Dataset rows for apps and sites:
Content starts

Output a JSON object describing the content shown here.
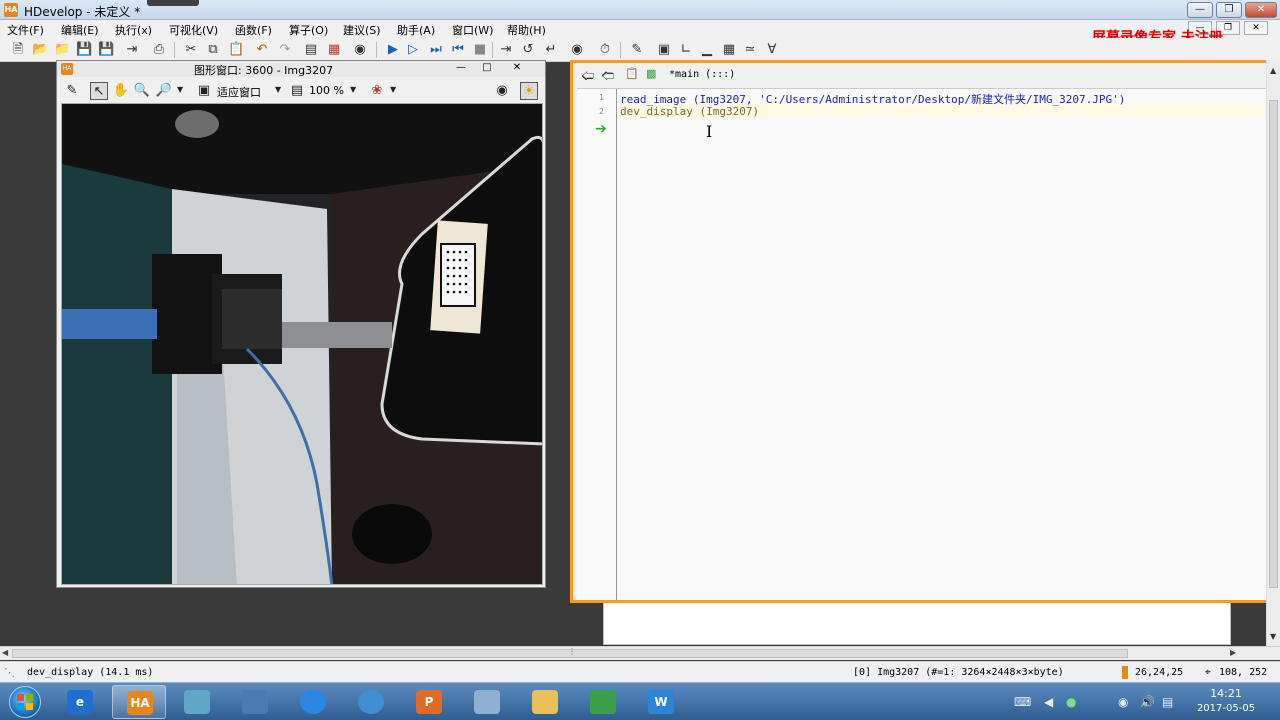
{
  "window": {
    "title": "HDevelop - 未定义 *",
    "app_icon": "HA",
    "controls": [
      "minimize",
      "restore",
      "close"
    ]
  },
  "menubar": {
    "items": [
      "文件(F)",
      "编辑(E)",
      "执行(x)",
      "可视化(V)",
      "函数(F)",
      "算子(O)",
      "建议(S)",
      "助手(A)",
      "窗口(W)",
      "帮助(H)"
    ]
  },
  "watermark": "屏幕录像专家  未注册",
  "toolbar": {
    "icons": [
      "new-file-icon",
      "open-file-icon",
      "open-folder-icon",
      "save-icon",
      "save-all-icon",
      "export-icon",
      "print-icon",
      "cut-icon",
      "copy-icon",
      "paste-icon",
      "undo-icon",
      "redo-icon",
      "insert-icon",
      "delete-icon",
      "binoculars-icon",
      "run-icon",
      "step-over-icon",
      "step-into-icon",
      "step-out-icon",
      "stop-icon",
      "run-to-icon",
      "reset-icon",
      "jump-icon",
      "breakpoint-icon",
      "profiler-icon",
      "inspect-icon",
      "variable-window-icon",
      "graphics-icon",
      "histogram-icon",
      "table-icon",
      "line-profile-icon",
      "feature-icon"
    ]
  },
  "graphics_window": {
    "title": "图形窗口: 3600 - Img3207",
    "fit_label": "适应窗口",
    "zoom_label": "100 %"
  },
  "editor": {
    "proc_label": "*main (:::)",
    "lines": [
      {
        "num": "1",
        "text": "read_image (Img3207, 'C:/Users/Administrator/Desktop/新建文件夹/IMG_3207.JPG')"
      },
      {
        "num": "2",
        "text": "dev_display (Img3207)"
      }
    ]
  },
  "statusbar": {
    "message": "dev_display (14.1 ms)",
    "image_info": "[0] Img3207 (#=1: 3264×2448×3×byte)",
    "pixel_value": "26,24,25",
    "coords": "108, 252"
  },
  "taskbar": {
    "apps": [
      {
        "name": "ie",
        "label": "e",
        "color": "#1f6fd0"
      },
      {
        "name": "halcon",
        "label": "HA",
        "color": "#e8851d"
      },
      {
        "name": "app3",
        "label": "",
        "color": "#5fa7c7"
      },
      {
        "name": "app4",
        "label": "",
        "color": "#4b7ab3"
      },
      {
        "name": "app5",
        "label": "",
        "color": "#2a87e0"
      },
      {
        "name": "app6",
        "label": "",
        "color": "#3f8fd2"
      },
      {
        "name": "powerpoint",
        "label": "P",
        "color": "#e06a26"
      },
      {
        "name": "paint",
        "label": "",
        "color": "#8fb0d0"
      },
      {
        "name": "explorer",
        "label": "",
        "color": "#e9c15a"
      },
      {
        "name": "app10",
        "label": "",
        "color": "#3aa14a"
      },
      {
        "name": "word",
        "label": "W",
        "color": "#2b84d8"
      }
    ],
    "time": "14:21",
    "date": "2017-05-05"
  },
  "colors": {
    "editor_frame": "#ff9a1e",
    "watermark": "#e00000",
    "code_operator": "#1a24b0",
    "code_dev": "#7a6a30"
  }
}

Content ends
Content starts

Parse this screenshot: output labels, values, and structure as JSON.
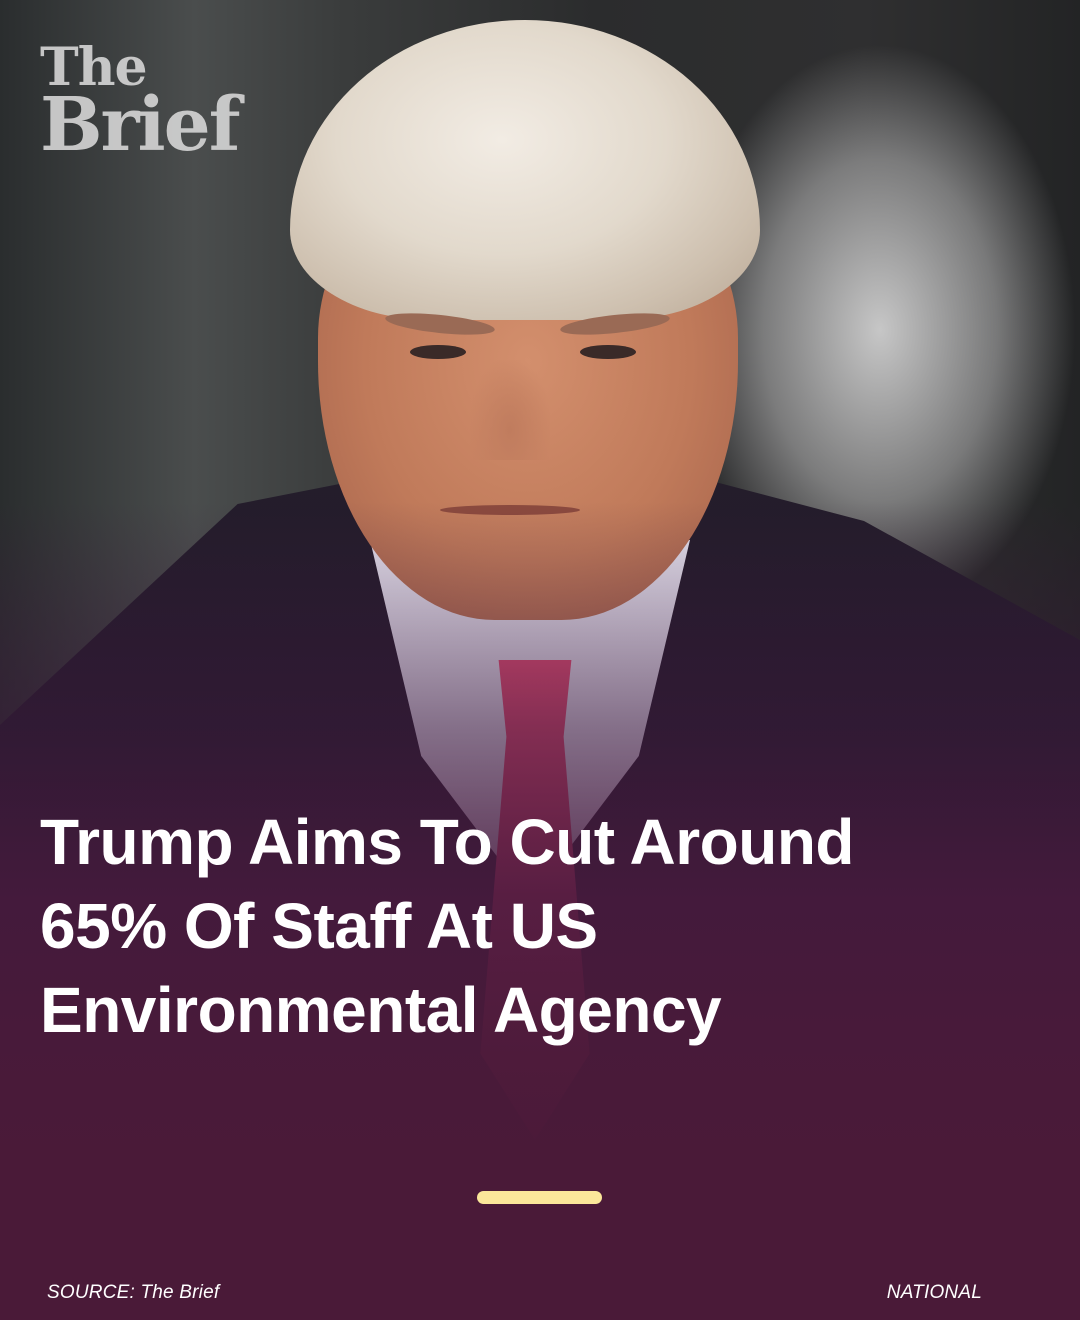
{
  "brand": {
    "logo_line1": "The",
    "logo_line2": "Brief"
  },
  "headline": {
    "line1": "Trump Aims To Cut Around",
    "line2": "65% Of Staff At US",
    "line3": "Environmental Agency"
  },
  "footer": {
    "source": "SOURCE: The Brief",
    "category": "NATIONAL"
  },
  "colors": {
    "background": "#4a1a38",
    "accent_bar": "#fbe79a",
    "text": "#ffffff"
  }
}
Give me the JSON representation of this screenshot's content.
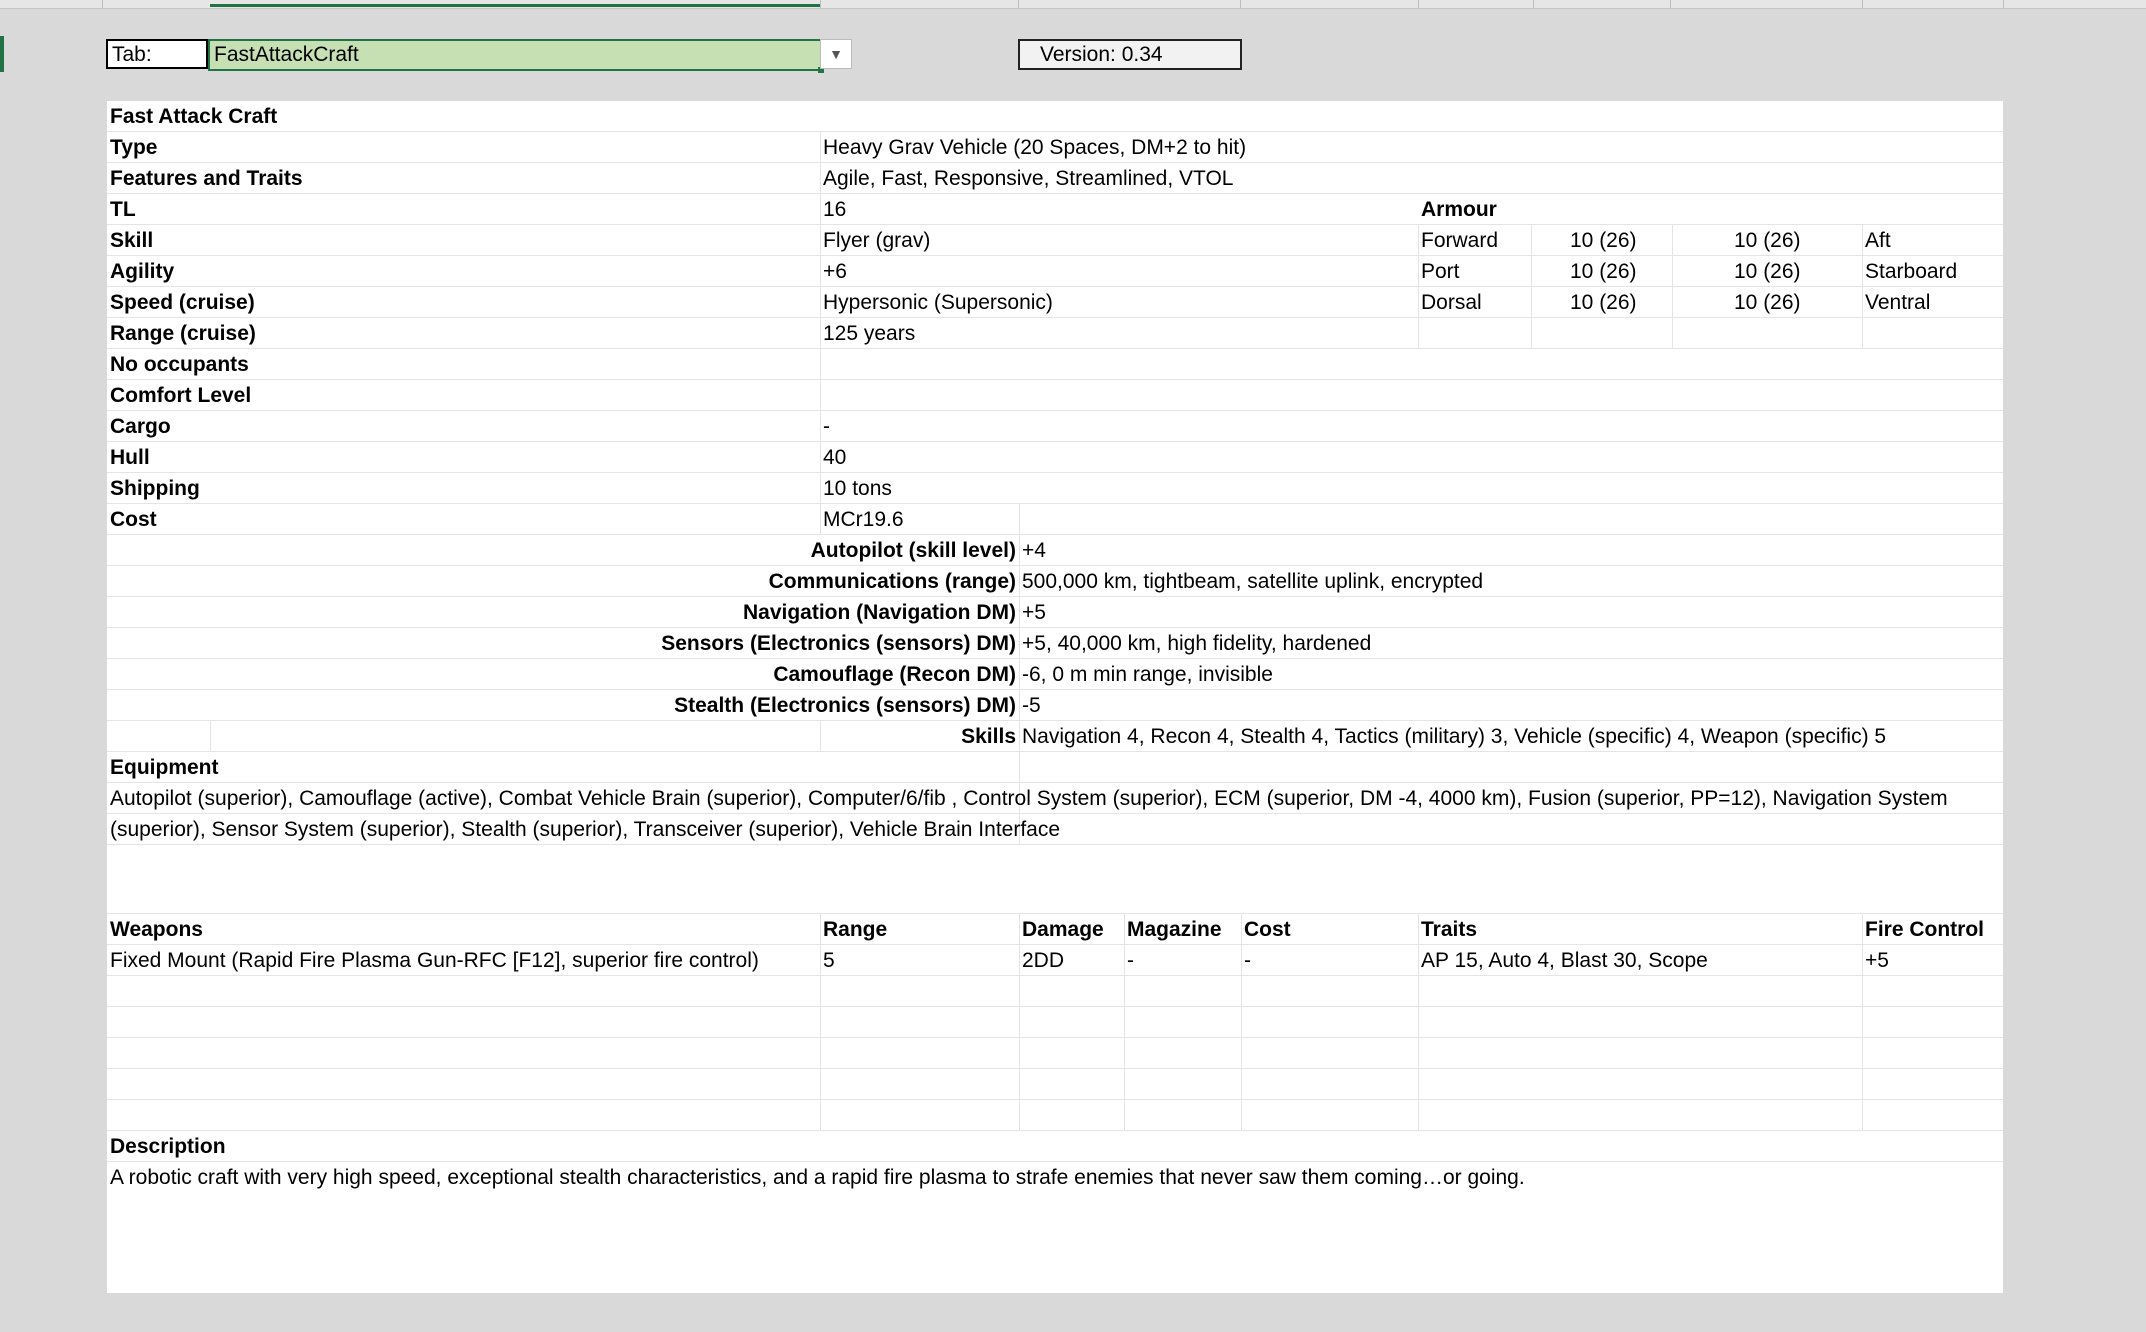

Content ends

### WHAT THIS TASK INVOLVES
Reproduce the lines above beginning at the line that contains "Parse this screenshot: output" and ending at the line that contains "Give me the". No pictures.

### SOLVED PROBLEM
Parse this screenshot: output labels, values, and structure as JSON.
{
  "brand": {
    "logo_line1": "The",
    "logo_line2": "Brief"
  },
  "headline": {
    "line1": "Trump Aims To Cut Around",
    "line2": "65% Of Staff At US",
    "line3": "Environmental Agency"
  },
  "footer": {
    "source": "SOURCE: The Brief",
    "category": "NATIONAL"
  },
  "colors": {
    "background": "#4a1a38",
    "accent_bar": "#fbe79a",
    "text": "#ffffff"
  }
}
Give me the JSON representation of this screenshot's content.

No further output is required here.